§ Assignment:
Images stay out. Everything else in the records is repeated exactly.

§ Source material:
BEGIN

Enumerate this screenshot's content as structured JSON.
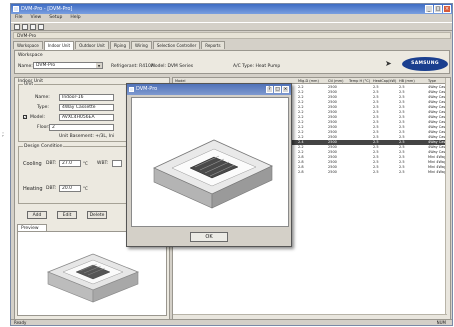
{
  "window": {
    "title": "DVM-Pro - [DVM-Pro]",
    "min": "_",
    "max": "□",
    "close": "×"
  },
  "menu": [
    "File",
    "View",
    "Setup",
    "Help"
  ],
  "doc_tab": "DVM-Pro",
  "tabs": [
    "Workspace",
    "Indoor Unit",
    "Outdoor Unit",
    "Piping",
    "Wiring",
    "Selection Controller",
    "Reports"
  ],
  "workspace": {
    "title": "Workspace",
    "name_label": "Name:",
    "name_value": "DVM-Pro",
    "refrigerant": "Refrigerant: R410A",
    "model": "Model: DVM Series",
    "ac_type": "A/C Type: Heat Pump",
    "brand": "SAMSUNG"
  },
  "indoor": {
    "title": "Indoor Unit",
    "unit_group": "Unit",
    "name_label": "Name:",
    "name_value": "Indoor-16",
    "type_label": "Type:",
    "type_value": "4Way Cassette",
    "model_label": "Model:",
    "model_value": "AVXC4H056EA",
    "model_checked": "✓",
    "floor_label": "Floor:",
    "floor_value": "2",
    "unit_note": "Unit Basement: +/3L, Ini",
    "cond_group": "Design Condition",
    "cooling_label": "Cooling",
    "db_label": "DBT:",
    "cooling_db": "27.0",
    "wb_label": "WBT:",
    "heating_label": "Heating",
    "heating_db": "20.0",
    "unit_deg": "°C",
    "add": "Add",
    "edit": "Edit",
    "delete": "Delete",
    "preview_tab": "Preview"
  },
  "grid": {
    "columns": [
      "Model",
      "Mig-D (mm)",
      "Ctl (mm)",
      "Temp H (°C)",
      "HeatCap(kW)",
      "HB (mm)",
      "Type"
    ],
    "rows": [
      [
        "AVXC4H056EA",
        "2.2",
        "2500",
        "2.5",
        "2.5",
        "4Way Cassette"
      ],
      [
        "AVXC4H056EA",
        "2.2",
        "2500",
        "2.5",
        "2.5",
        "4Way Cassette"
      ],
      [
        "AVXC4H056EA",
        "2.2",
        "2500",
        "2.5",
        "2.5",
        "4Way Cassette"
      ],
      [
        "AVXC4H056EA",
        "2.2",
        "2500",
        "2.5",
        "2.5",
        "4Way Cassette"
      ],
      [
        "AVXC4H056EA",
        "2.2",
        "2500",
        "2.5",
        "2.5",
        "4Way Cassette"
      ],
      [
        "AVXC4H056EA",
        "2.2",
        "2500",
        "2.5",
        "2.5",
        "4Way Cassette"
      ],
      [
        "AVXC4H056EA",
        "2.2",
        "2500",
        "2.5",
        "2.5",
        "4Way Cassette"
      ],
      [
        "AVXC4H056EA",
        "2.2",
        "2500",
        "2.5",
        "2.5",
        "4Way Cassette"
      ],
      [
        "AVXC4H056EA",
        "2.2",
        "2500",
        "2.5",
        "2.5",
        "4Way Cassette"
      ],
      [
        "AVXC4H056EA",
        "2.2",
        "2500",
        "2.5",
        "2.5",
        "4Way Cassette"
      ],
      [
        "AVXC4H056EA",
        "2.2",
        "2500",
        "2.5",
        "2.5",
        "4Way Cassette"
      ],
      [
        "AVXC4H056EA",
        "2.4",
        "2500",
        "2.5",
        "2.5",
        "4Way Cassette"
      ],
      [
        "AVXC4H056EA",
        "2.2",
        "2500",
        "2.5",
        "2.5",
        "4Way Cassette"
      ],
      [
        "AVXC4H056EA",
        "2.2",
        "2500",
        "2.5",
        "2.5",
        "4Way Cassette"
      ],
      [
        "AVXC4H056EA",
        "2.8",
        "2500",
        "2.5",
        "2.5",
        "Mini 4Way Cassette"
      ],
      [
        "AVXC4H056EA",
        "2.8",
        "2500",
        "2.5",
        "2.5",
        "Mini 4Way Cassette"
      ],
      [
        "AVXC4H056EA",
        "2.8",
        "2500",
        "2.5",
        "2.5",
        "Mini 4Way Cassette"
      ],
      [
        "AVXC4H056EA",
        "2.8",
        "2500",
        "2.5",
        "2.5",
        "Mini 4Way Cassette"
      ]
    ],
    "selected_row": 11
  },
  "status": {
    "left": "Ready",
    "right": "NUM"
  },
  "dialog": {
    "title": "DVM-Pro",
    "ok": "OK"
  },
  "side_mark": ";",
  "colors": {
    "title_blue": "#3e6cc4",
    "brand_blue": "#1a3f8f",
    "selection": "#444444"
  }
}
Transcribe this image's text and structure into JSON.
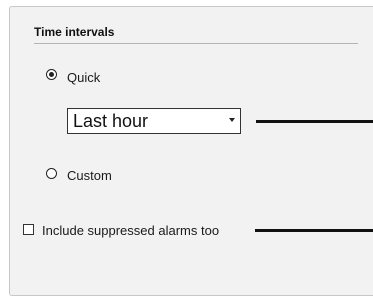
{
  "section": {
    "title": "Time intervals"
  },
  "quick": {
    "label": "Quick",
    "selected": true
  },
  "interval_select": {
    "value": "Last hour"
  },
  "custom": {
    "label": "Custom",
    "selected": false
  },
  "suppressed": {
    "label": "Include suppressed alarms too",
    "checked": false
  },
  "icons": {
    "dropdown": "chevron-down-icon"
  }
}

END

§ Final answer:
Enumerate this screenshot's content as structured JSON.
{
  "window": {
    "title": "DVM-Pro - [DVM-Pro]",
    "min": "_",
    "max": "□",
    "close": "×"
  },
  "menu": [
    "File",
    "View",
    "Setup",
    "Help"
  ],
  "doc_tab": "DVM-Pro",
  "tabs": [
    "Workspace",
    "Indoor Unit",
    "Outdoor Unit",
    "Piping",
    "Wiring",
    "Selection Controller",
    "Reports"
  ],
  "workspace": {
    "title": "Workspace",
    "name_label": "Name:",
    "name_value": "DVM-Pro",
    "refrigerant": "Refrigerant: R410A",
    "model": "Model: DVM Series",
    "ac_type": "A/C Type: Heat Pump",
    "brand": "SAMSUNG"
  },
  "indoor": {
    "title": "Indoor Unit",
    "unit_group": "Unit",
    "name_label": "Name:",
    "name_value": "Indoor-16",
    "type_label": "Type:",
    "type_value": "4Way Cassette",
    "model_label": "Model:",
    "model_value": "AVXC4H056EA",
    "model_checked": "✓",
    "floor_label": "Floor:",
    "floor_value": "2",
    "unit_note": "Unit Basement: +/3L, Ini",
    "cond_group": "Design Condition",
    "cooling_label": "Cooling",
    "db_label": "DBT:",
    "cooling_db": "27.0",
    "wb_label": "WBT:",
    "heating_label": "Heating",
    "heating_db": "20.0",
    "unit_deg": "°C",
    "add": "Add",
    "edit": "Edit",
    "delete": "Delete",
    "preview_tab": "Preview"
  },
  "grid": {
    "columns": [
      "Model",
      "Mig-D (mm)",
      "Ctl (mm)",
      "Temp H (°C)",
      "HeatCap(kW)",
      "HB (mm)",
      "Type"
    ],
    "rows": [
      [
        "AVXC4H056EA",
        "2.2",
        "2500",
        "2.5",
        "2.5",
        "4Way Cassette"
      ],
      [
        "AVXC4H056EA",
        "2.2",
        "2500",
        "2.5",
        "2.5",
        "4Way Cassette"
      ],
      [
        "AVXC4H056EA",
        "2.2",
        "2500",
        "2.5",
        "2.5",
        "4Way Cassette"
      ],
      [
        "AVXC4H056EA",
        "2.2",
        "2500",
        "2.5",
        "2.5",
        "4Way Cassette"
      ],
      [
        "AVXC4H056EA",
        "2.2",
        "2500",
        "2.5",
        "2.5",
        "4Way Cassette"
      ],
      [
        "AVXC4H056EA",
        "2.2",
        "2500",
        "2.5",
        "2.5",
        "4Way Cassette"
      ],
      [
        "AVXC4H056EA",
        "2.2",
        "2500",
        "2.5",
        "2.5",
        "4Way Cassette"
      ],
      [
        "AVXC4H056EA",
        "2.2",
        "2500",
        "2.5",
        "2.5",
        "4Way Cassette"
      ],
      [
        "AVXC4H056EA",
        "2.2",
        "2500",
        "2.5",
        "2.5",
        "4Way Cassette"
      ],
      [
        "AVXC4H056EA",
        "2.2",
        "2500",
        "2.5",
        "2.5",
        "4Way Cassette"
      ],
      [
        "AVXC4H056EA",
        "2.2",
        "2500",
        "2.5",
        "2.5",
        "4Way Cassette"
      ],
      [
        "AVXC4H056EA",
        "2.4",
        "2500",
        "2.5",
        "2.5",
        "4Way Cassette"
      ],
      [
        "AVXC4H056EA",
        "2.2",
        "2500",
        "2.5",
        "2.5",
        "4Way Cassette"
      ],
      [
        "AVXC4H056EA",
        "2.2",
        "2500",
        "2.5",
        "2.5",
        "4Way Cassette"
      ],
      [
        "AVXC4H056EA",
        "2.8",
        "2500",
        "2.5",
        "2.5",
        "Mini 4Way Cassette"
      ],
      [
        "AVXC4H056EA",
        "2.8",
        "2500",
        "2.5",
        "2.5",
        "Mini 4Way Cassette"
      ],
      [
        "AVXC4H056EA",
        "2.8",
        "2500",
        "2.5",
        "2.5",
        "Mini 4Way Cassette"
      ],
      [
        "AVXC4H056EA",
        "2.8",
        "2500",
        "2.5",
        "2.5",
        "Mini 4Way Cassette"
      ]
    ],
    "selected_row": 11
  },
  "status": {
    "left": "Ready",
    "right": "NUM"
  },
  "dialog": {
    "title": "DVM-Pro",
    "ok": "OK"
  },
  "side_mark": ";",
  "colors": {
    "title_blue": "#3e6cc4",
    "brand_blue": "#1a3f8f",
    "selection": "#444444"
  }
}
Transcribe this image's text and structure into JSON.
{
  "section": {
    "title": "Time intervals"
  },
  "quick": {
    "label": "Quick",
    "selected": true
  },
  "interval_select": {
    "value": "Last hour"
  },
  "custom": {
    "label": "Custom",
    "selected": false
  },
  "suppressed": {
    "label": "Include suppressed alarms too",
    "checked": false
  },
  "icons": {
    "dropdown": "chevron-down-icon"
  }
}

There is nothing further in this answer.